Recent headlines have brought attention to the seedier side of Hillary Clinton’s tenure as secretary of state during President Obama’s first term. This scheme, which gives every appearance of being about pay-for-play, solicited donations from foreign big-shots in exchange for access to the boss of American foreign policy.
I’ll leave to others to assess the legality of this shady business—for now it’s the national security implications we need to discuss. It’s a big deal when the person who’s possibly our next president—and if polls are accurate, she probably will be—has sold access to foreign bidders before taking the oath of office. It’s especially worrisome when some of those foreigners are in Moscow.
I’ve previously explained how Donald Trump possesses unsavory Russian ties. Heparrots Kremlin propaganda, his inner circle includes people on Moscow’s payroll, and top American intelligence officials have called him an “unwitting agent” of Vladimir Putin. This is a serious matter deserving close scrutiny.

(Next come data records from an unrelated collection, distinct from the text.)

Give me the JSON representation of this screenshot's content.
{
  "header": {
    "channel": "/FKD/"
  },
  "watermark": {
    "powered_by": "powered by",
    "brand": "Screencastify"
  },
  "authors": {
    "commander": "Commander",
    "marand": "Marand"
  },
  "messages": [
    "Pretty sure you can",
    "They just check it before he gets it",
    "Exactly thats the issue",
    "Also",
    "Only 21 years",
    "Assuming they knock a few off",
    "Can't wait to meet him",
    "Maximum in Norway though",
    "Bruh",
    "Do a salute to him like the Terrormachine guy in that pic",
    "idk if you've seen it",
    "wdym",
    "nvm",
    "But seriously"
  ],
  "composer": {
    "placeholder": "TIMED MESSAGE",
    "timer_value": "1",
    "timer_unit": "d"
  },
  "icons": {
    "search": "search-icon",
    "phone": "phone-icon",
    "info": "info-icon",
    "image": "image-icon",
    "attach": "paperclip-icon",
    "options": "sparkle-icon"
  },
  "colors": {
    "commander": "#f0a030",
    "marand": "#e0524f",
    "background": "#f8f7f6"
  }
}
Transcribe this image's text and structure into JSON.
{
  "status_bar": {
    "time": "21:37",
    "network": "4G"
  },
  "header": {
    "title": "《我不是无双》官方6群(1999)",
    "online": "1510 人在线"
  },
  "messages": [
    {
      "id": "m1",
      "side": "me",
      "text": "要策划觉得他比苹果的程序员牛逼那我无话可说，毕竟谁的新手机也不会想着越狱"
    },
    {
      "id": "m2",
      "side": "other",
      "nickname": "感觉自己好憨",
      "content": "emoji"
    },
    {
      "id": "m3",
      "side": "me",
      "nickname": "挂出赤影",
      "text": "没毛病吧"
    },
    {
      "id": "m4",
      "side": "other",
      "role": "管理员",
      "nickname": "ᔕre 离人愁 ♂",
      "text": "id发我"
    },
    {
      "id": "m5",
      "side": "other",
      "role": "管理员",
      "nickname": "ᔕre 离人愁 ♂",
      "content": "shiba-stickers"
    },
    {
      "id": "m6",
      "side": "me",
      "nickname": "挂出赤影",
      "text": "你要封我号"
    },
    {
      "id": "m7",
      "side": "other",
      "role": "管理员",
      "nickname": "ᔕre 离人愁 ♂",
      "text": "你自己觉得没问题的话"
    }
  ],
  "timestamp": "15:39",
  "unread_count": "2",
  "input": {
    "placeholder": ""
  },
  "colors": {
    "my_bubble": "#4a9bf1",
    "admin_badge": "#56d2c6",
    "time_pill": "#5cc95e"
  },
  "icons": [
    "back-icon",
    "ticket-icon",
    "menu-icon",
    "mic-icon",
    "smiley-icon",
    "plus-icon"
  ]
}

Just as serious is how the Kremlin has forged links with nearly all the presidential candidates this year, not just Trump—so much so that, no matter who wins on November 8, Putin will, too. Hillary Clinton also possesses Moscow links that merit investigation. I’ve previously explained how Kremlin money found its way to the Podesta Group, the prominent Democratic lobbying firm that just happens to be headed by the brother of her campaign chairman, John Podesta (who co-founded the firm).
However, recent revelations indicate that Hillary’s dubious Kremlin ties go far deeper. A new report by Peter Schweizer, who’s spent years investigating the dubious and convoluted finances of Clinton, Inc., raises troubling questions about just how deep Hillary’s Moscow’s ties are—and whom exactly they’re with.
Schweizer shows that John Podesta sat on the board of a Dutch-registered company that took $35 million from the Kremlin. The company was a transparent Russian front, and how much Podesta was compensated—and for what—is unclear. In addition, Podesta failed to disclose his position on that board to the Federal government, as required by law.